University of Barcelona
The Use of Catalan in Schools
According to the Catalan government, Catalan in the classroom is in decline, despite the fact that the Catalan education law establishes Catalan as the language of compulsory use in schools and institutes.
Beyond the controversy that usually goes hand in hand with the immersion model, with numerous rulings against it, the reality at present is that pupils are interacting less and less in Catalan with each other. A trend that also seems to be observed among the teaching staff, although in a lighter form and without as much evidence.
After more than a decade with Catalonia’s school language system in the political and media spotlight, for the first time, the Generalitat has presented data on the actual use of Catalan in its schools.

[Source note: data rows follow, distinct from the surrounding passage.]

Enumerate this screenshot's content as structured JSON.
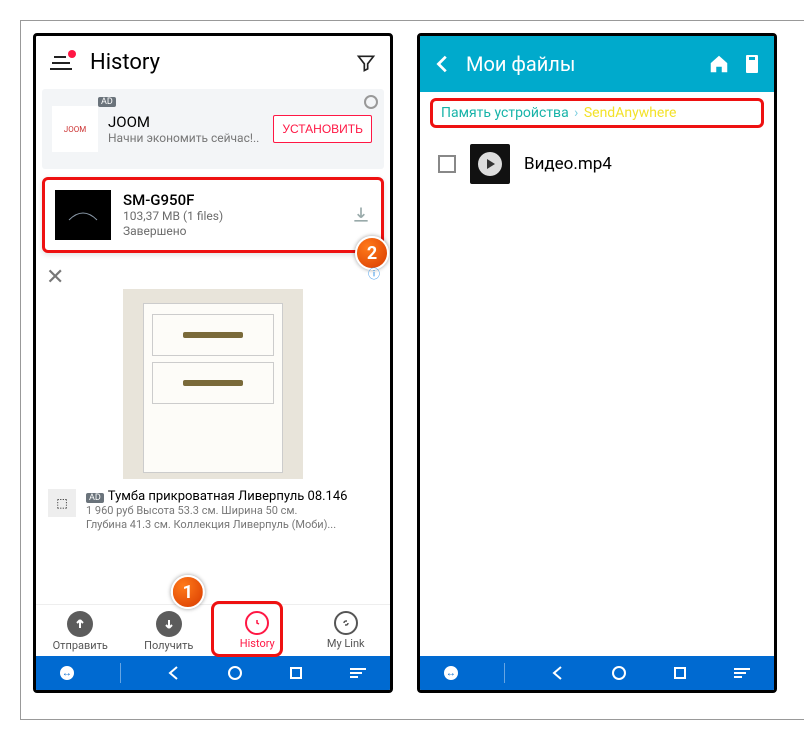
{
  "left": {
    "header_title": "History",
    "ad1_tag": "AD",
    "ad1_title": "JOOM",
    "ad1_sub": "Начни экономить сейчас!..",
    "ad1_btn": "УСТАНОВИТЬ",
    "transfer": {
      "name": "SM-G950F",
      "meta": "103,37 MB (1 files)",
      "status": "Завершено"
    },
    "ad2_tag": "AD",
    "ad2_title": "Тумба прикроватная Ливерпуль 08.146",
    "ad2_line1": "1 960 руб Высота 53.3 см. Ширина 50 см.",
    "ad2_line2": "Глубина 41.3 см. Коллекция Ливерпуль (Моби)...",
    "nav": {
      "send": "Отправить",
      "recv": "Получить",
      "hist": "History",
      "link": "My Link"
    },
    "anno1": "1",
    "anno2": "2"
  },
  "right": {
    "title": "Мои файлы",
    "crumb1": "Память устройства",
    "crumb2": "SendAnywhere",
    "file": "Видео.mp4"
  }
}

It has done so not on the basis of the language projects, which usually include Catalan as a vehicular language with some occasional hours of English or Spanish, but on the basis of a survey by the Consejo Superior de Evaluación of fourth-year ESO pupils, which was carried out in 2021 and also in 2013 and 2006. The sample was taken from 55 schools and a total of 3,205 pupils in 2021.
According to those in charge of education and culture, they argue that Catalan should continue to be the language of instruction. The figures are worrying, but not alarming: “We have observed an infrequent use of Catalan in interactions between pupils and a tendency on the part of teachers in the fourth year of ESO to change language,” said Josep González Cambray, the Catalan Minister of Education.

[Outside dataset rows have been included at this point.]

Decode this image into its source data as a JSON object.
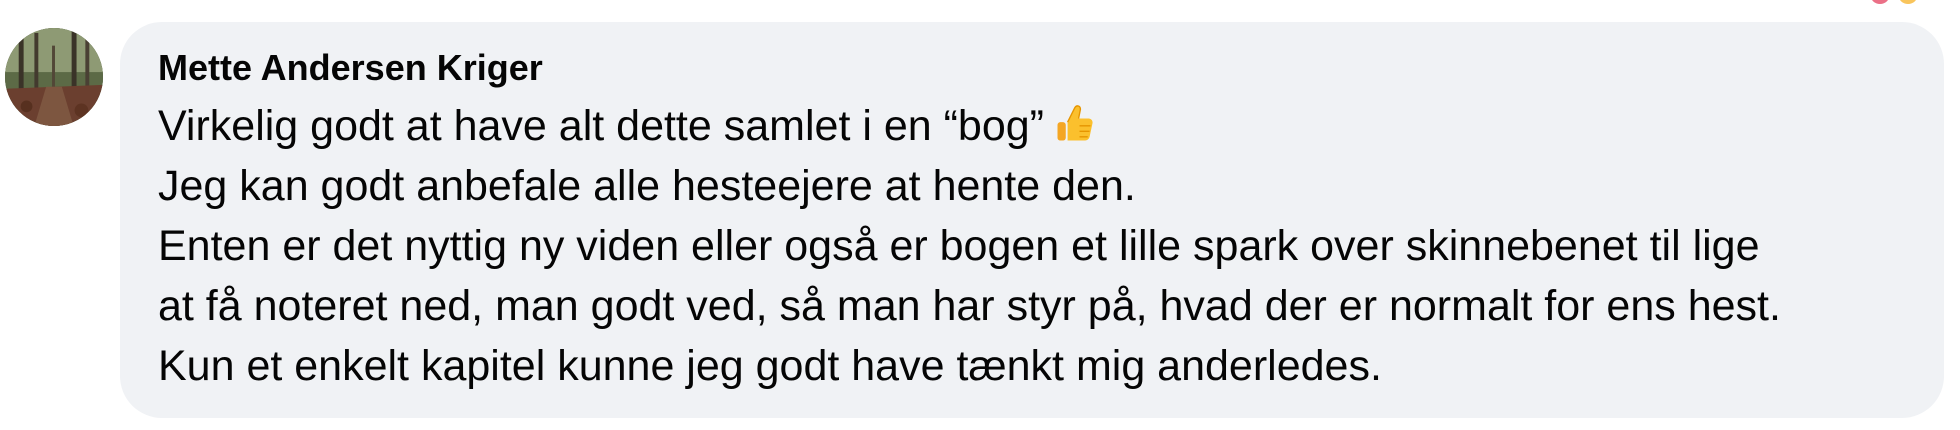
{
  "comment": {
    "author": "Mette Andersen Kriger",
    "lines": [
      "Virkelig godt at have alt dette samlet i en “bog”",
      "Jeg kan godt anbefale alle hesteejere at hente den.",
      "Enten er det nyttig ny viden eller også er bogen et lille spark over skinnebenet til lige",
      "at få noteret ned, man godt ved, så man har styr på, hvad der er normalt for ens hest.",
      "Kun et enkelt kapitel kunne jeg godt have tænkt mig anderledes."
    ],
    "inline_emoji": "thumbs-up-icon"
  },
  "avatar": {
    "icon": "profile-photo-forest-path"
  },
  "colors": {
    "bubble_background": "#f0f2f5",
    "text": "#050505",
    "page_background": "#ffffff"
  }
}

Linguistic experts must now also respond to the causes that have led to this progressive decline in the use of Catalan in schools, despite the fact that the norm has always been the same. In general, what has been observed is that the linguistic dynamics of the street, outside the school environment, where Spanish is the majority language in many areas, have been penetrating the schools.
A possible cause could be the increased use of participatory methodologies in class, with group work and other types of interactive activities. While in the past the teacher was the only speaker, and therefore controlled much more of the language used in his or her lectures, this has now changed.

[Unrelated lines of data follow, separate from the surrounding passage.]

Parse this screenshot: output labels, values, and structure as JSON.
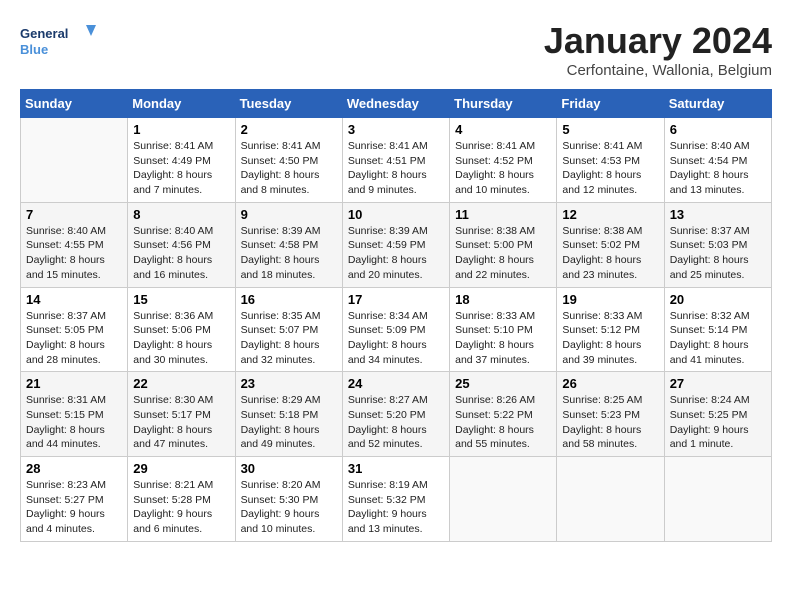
{
  "header": {
    "logo_general": "General",
    "logo_blue": "Blue",
    "title": "January 2024",
    "subtitle": "Cerfontaine, Wallonia, Belgium"
  },
  "columns": [
    "Sunday",
    "Monday",
    "Tuesday",
    "Wednesday",
    "Thursday",
    "Friday",
    "Saturday"
  ],
  "weeks": [
    [
      {
        "day": "",
        "sunrise": "",
        "sunset": "",
        "daylight": ""
      },
      {
        "day": "1",
        "sunrise": "Sunrise: 8:41 AM",
        "sunset": "Sunset: 4:49 PM",
        "daylight": "Daylight: 8 hours and 7 minutes."
      },
      {
        "day": "2",
        "sunrise": "Sunrise: 8:41 AM",
        "sunset": "Sunset: 4:50 PM",
        "daylight": "Daylight: 8 hours and 8 minutes."
      },
      {
        "day": "3",
        "sunrise": "Sunrise: 8:41 AM",
        "sunset": "Sunset: 4:51 PM",
        "daylight": "Daylight: 8 hours and 9 minutes."
      },
      {
        "day": "4",
        "sunrise": "Sunrise: 8:41 AM",
        "sunset": "Sunset: 4:52 PM",
        "daylight": "Daylight: 8 hours and 10 minutes."
      },
      {
        "day": "5",
        "sunrise": "Sunrise: 8:41 AM",
        "sunset": "Sunset: 4:53 PM",
        "daylight": "Daylight: 8 hours and 12 minutes."
      },
      {
        "day": "6",
        "sunrise": "Sunrise: 8:40 AM",
        "sunset": "Sunset: 4:54 PM",
        "daylight": "Daylight: 8 hours and 13 minutes."
      }
    ],
    [
      {
        "day": "7",
        "sunrise": "Sunrise: 8:40 AM",
        "sunset": "Sunset: 4:55 PM",
        "daylight": "Daylight: 8 hours and 15 minutes."
      },
      {
        "day": "8",
        "sunrise": "Sunrise: 8:40 AM",
        "sunset": "Sunset: 4:56 PM",
        "daylight": "Daylight: 8 hours and 16 minutes."
      },
      {
        "day": "9",
        "sunrise": "Sunrise: 8:39 AM",
        "sunset": "Sunset: 4:58 PM",
        "daylight": "Daylight: 8 hours and 18 minutes."
      },
      {
        "day": "10",
        "sunrise": "Sunrise: 8:39 AM",
        "sunset": "Sunset: 4:59 PM",
        "daylight": "Daylight: 8 hours and 20 minutes."
      },
      {
        "day": "11",
        "sunrise": "Sunrise: 8:38 AM",
        "sunset": "Sunset: 5:00 PM",
        "daylight": "Daylight: 8 hours and 22 minutes."
      },
      {
        "day": "12",
        "sunrise": "Sunrise: 8:38 AM",
        "sunset": "Sunset: 5:02 PM",
        "daylight": "Daylight: 8 hours and 23 minutes."
      },
      {
        "day": "13",
        "sunrise": "Sunrise: 8:37 AM",
        "sunset": "Sunset: 5:03 PM",
        "daylight": "Daylight: 8 hours and 25 minutes."
      }
    ],
    [
      {
        "day": "14",
        "sunrise": "Sunrise: 8:37 AM",
        "sunset": "Sunset: 5:05 PM",
        "daylight": "Daylight: 8 hours and 28 minutes."
      },
      {
        "day": "15",
        "sunrise": "Sunrise: 8:36 AM",
        "sunset": "Sunset: 5:06 PM",
        "daylight": "Daylight: 8 hours and 30 minutes."
      },
      {
        "day": "16",
        "sunrise": "Sunrise: 8:35 AM",
        "sunset": "Sunset: 5:07 PM",
        "daylight": "Daylight: 8 hours and 32 minutes."
      },
      {
        "day": "17",
        "sunrise": "Sunrise: 8:34 AM",
        "sunset": "Sunset: 5:09 PM",
        "daylight": "Daylight: 8 hours and 34 minutes."
      },
      {
        "day": "18",
        "sunrise": "Sunrise: 8:33 AM",
        "sunset": "Sunset: 5:10 PM",
        "daylight": "Daylight: 8 hours and 37 minutes."
      },
      {
        "day": "19",
        "sunrise": "Sunrise: 8:33 AM",
        "sunset": "Sunset: 5:12 PM",
        "daylight": "Daylight: 8 hours and 39 minutes."
      },
      {
        "day": "20",
        "sunrise": "Sunrise: 8:32 AM",
        "sunset": "Sunset: 5:14 PM",
        "daylight": "Daylight: 8 hours and 41 minutes."
      }
    ],
    [
      {
        "day": "21",
        "sunrise": "Sunrise: 8:31 AM",
        "sunset": "Sunset: 5:15 PM",
        "daylight": "Daylight: 8 hours and 44 minutes."
      },
      {
        "day": "22",
        "sunrise": "Sunrise: 8:30 AM",
        "sunset": "Sunset: 5:17 PM",
        "daylight": "Daylight: 8 hours and 47 minutes."
      },
      {
        "day": "23",
        "sunrise": "Sunrise: 8:29 AM",
        "sunset": "Sunset: 5:18 PM",
        "daylight": "Daylight: 8 hours and 49 minutes."
      },
      {
        "day": "24",
        "sunrise": "Sunrise: 8:27 AM",
        "sunset": "Sunset: 5:20 PM",
        "daylight": "Daylight: 8 hours and 52 minutes."
      },
      {
        "day": "25",
        "sunrise": "Sunrise: 8:26 AM",
        "sunset": "Sunset: 5:22 PM",
        "daylight": "Daylight: 8 hours and 55 minutes."
      },
      {
        "day": "26",
        "sunrise": "Sunrise: 8:25 AM",
        "sunset": "Sunset: 5:23 PM",
        "daylight": "Daylight: 8 hours and 58 minutes."
      },
      {
        "day": "27",
        "sunrise": "Sunrise: 8:24 AM",
        "sunset": "Sunset: 5:25 PM",
        "daylight": "Daylight: 9 hours and 1 minute."
      }
    ],
    [
      {
        "day": "28",
        "sunrise": "Sunrise: 8:23 AM",
        "sunset": "Sunset: 5:27 PM",
        "daylight": "Daylight: 9 hours and 4 minutes."
      },
      {
        "day": "29",
        "sunrise": "Sunrise: 8:21 AM",
        "sunset": "Sunset: 5:28 PM",
        "daylight": "Daylight: 9 hours and 6 minutes."
      },
      {
        "day": "30",
        "sunrise": "Sunrise: 8:20 AM",
        "sunset": "Sunset: 5:30 PM",
        "daylight": "Daylight: 9 hours and 10 minutes."
      },
      {
        "day": "31",
        "sunrise": "Sunrise: 8:19 AM",
        "sunset": "Sunset: 5:32 PM",
        "daylight": "Daylight: 9 hours and 13 minutes."
      },
      {
        "day": "",
        "sunrise": "",
        "sunset": "",
        "daylight": ""
      },
      {
        "day": "",
        "sunrise": "",
        "sunset": "",
        "daylight": ""
      },
      {
        "day": "",
        "sunrise": "",
        "sunset": "",
        "daylight": ""
      }
    ]
  ]
}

“The Number of Speakers Hasn’t Decreased”
Ester Franquesa, the Director-General for Language Policy of the Catalan Government, is of the opposite opinion: “The number of Catalan speakers hasn’t decreased” she said in 2020. This statement, which some might call optimistic, is absolutely true. Risk, fear and controversy do not help people to learn our language,” she says.
She argues that the trend has slowed down due to demographic change caused by new migrations. “Catalonia has more than 7.5 million inhabitants and the demographic composition has nothing to do with what it was when the study was carried out in 1981. At that time there was a 1.5% foreign population and now there is 18.2%,” explains Franquesa.
“There has not been a loss of speakers, but a renewal of people and an incorporation of linguistic uses”, he explains. In this sense, 34.3% of Catalans have Catalan as their first language, either alone or together with Spanish. This is the highest figure in the last 15 years, according to the Plataforma per la Llengua. However, 5.6% of adults do not understand Catalan and 18% do not speak it.
If we return to the NGO report mentioned earlier, we find more curious data points: “The number of inhabitants of Catalonia who have Catalan as their first language is the highest in the last 15 years”.
“The use of Catalan with children increased by 121,000 people between 2013 and 2018 in Catalonia”
Another: “Catalan is the tenth language in the EU in the number of tweets and the ninth in the number of users on Twitter”. “More than half a million people in Barcelona want to learn Catalan or improve their level”. Therefore, we can safely say that the Catalan language is not in any perceivable danger, at least for the time being.